Setting resolution changes in xorg.conf -- resolution lower than expected

Try this first

If you video card is recognized but the resolution is lower than you expect, you may try this.

Background: I use Ubuntu 9.0.4 x86, ATI X1550 based video card and two LCD monitors DELL 2408(up to 1920x1200) and Samsung 206BW(up to 1680x1050). Upon first login after installation, the resolution default to 1152x864. xrandr does not list any resolution higher than 1152x864. You may want to try editing /etc/X11/xorg.conf, add a section about virtual screen, logout, login and see if this helps. If not then read on.

Change the default xorg.conf


Section "Monitor"
        Identifier      "Configured Monitor"

Section "Screen"
        Identifier      "Default Screen"
        Monitor         "Configured Monitor"
        Device          "Configured Video Device"
->        SubSection "Display"
->                Virtual 3600 1200
->        EndSubSection

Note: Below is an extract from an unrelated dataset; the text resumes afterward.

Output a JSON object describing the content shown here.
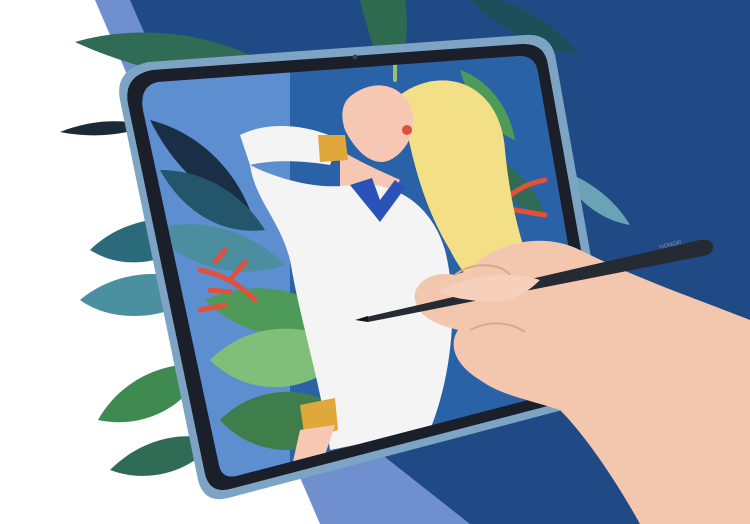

Section "Device"
        Identifier      "Configured Video Device"

About the numbers: I put DELL on the left and Samsung on the right. So the virtual width is of sum of both LCD width 3600=1920+1680; Height then is figured as the max of them, which is max(1200,1050)=1200. If you put one LCD above the other, use this calculation instead: (max(width1, width2), height1+height2).

If that does not help, here's what I did:

Use cvt/xrandr tool to add the highest mode the LCD can do

The actual order was different, as I tried to add new mode to one LCD at a time. Below is the combined/all-in-one quote

Goto Ubuntu Menu: System -> Preference -> Display

Change one of the LCD's resolution to a lower one, e.g. 800x600. Apply change, then (I don't remember the exact order/wording here:) hopefully the GUI will give you a prompt saying something like "the resolution can be improved but virtual screen has to be enabled, you need to however logout and log back in". I did it and on 2nd login, I am able to find the higher resolution listed for that LCD. After that I follow suite and make similar change to 2nd LCD and am able to get both of them working.

Obtaining modelines from Windows program PowerStrip

X.Org Wiki has an article about this.

X/Config/Resolution (last edited 2013-02-01 14:19:52 by uusijani)